A verbatim copy of every record is required, and no pictures should be included.

*** EXERCISE INPUT ***

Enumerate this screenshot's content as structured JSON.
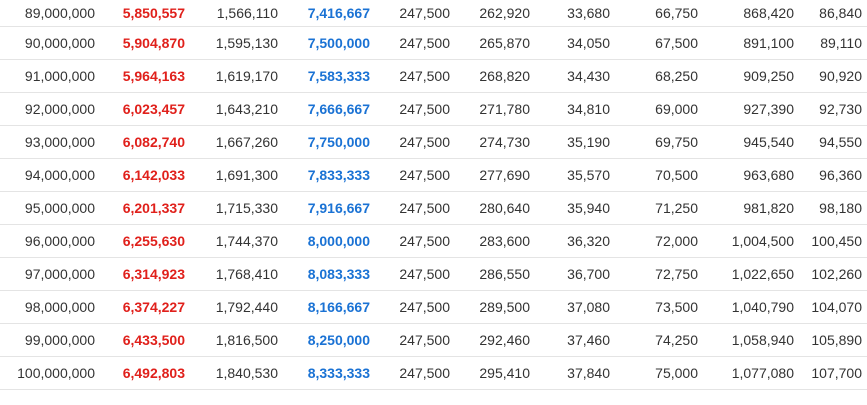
{
  "colors": {
    "net_salary": "#e0201b",
    "monthly_amount": "#1a72d4",
    "text": "#333333",
    "row_border": "#e4e4e4"
  },
  "rows": [
    [
      "89,000,000",
      "5,850,557",
      "1,566,110",
      "7,416,667",
      "247,500",
      "262,920",
      "33,680",
      "66,750",
      "868,420",
      "86,840"
    ],
    [
      "90,000,000",
      "5,904,870",
      "1,595,130",
      "7,500,000",
      "247,500",
      "265,870",
      "34,050",
      "67,500",
      "891,100",
      "89,110"
    ],
    [
      "91,000,000",
      "5,964,163",
      "1,619,170",
      "7,583,333",
      "247,500",
      "268,820",
      "34,430",
      "68,250",
      "909,250",
      "90,920"
    ],
    [
      "92,000,000",
      "6,023,457",
      "1,643,210",
      "7,666,667",
      "247,500",
      "271,780",
      "34,810",
      "69,000",
      "927,390",
      "92,730"
    ],
    [
      "93,000,000",
      "6,082,740",
      "1,667,260",
      "7,750,000",
      "247,500",
      "274,730",
      "35,190",
      "69,750",
      "945,540",
      "94,550"
    ],
    [
      "94,000,000",
      "6,142,033",
      "1,691,300",
      "7,833,333",
      "247,500",
      "277,690",
      "35,570",
      "70,500",
      "963,680",
      "96,360"
    ],
    [
      "95,000,000",
      "6,201,337",
      "1,715,330",
      "7,916,667",
      "247,500",
      "280,640",
      "35,940",
      "71,250",
      "981,820",
      "98,180"
    ],
    [
      "96,000,000",
      "6,255,630",
      "1,744,370",
      "8,000,000",
      "247,500",
      "283,600",
      "36,320",
      "72,000",
      "1,004,500",
      "100,450"
    ],
    [
      "97,000,000",
      "6,314,923",
      "1,768,410",
      "8,083,333",
      "247,500",
      "286,550",
      "36,700",
      "72,750",
      "1,022,650",
      "102,260"
    ],
    [
      "98,000,000",
      "6,374,227",
      "1,792,440",
      "8,166,667",
      "247,500",
      "289,500",
      "37,080",
      "73,500",
      "1,040,790",
      "104,070"
    ],
    [
      "99,000,000",
      "6,433,500",
      "1,816,500",
      "8,250,000",
      "247,500",
      "292,460",
      "37,460",
      "74,250",
      "1,058,940",
      "105,890"
    ],
    [
      "100,000,000",
      "6,492,803",
      "1,840,530",
      "8,333,333",
      "247,500",
      "295,410",
      "37,840",
      "75,000",
      "1,077,080",
      "107,700"
    ]
  ]
}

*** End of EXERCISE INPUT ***

**ANSWER AREA:**
Enumerate this screenshot's content as structured JSON.
{
  "colors": {
    "net_salary": "#e0201b",
    "monthly_amount": "#1a72d4",
    "text": "#333333",
    "row_border": "#e4e4e4"
  },
  "rows": [
    [
      "89,000,000",
      "5,850,557",
      "1,566,110",
      "7,416,667",
      "247,500",
      "262,920",
      "33,680",
      "66,750",
      "868,420",
      "86,840"
    ],
    [
      "90,000,000",
      "5,904,870",
      "1,595,130",
      "7,500,000",
      "247,500",
      "265,870",
      "34,050",
      "67,500",
      "891,100",
      "89,110"
    ],
    [
      "91,000,000",
      "5,964,163",
      "1,619,170",
      "7,583,333",
      "247,500",
      "268,820",
      "34,430",
      "68,250",
      "909,250",
      "90,920"
    ],
    [
      "92,000,000",
      "6,023,457",
      "1,643,210",
      "7,666,667",
      "247,500",
      "271,780",
      "34,810",
      "69,000",
      "927,390",
      "92,730"
    ],
    [
      "93,000,000",
      "6,082,740",
      "1,667,260",
      "7,750,000",
      "247,500",
      "274,730",
      "35,190",
      "69,750",
      "945,540",
      "94,550"
    ],
    [
      "94,000,000",
      "6,142,033",
      "1,691,300",
      "7,833,333",
      "247,500",
      "277,690",
      "35,570",
      "70,500",
      "963,680",
      "96,360"
    ],
    [
      "95,000,000",
      "6,201,337",
      "1,715,330",
      "7,916,667",
      "247,500",
      "280,640",
      "35,940",
      "71,250",
      "981,820",
      "98,180"
    ],
    [
      "96,000,000",
      "6,255,630",
      "1,744,370",
      "8,000,000",
      "247,500",
      "283,600",
      "36,320",
      "72,000",
      "1,004,500",
      "100,450"
    ],
    [
      "97,000,000",
      "6,314,923",
      "1,768,410",
      "8,083,333",
      "247,500",
      "286,550",
      "36,700",
      "72,750",
      "1,022,650",
      "102,260"
    ],
    [
      "98,000,000",
      "6,374,227",
      "1,792,440",
      "8,166,667",
      "247,500",
      "289,500",
      "37,080",
      "73,500",
      "1,040,790",
      "104,070"
    ],
    [
      "99,000,000",
      "6,433,500",
      "1,816,500",
      "8,250,000",
      "247,500",
      "292,460",
      "37,460",
      "74,250",
      "1,058,940",
      "105,890"
    ],
    [
      "100,000,000",
      "6,492,803",
      "1,840,530",
      "8,333,333",
      "247,500",
      "295,410",
      "37,840",
      "75,000",
      "1,077,080",
      "107,700"
    ]
  ]
}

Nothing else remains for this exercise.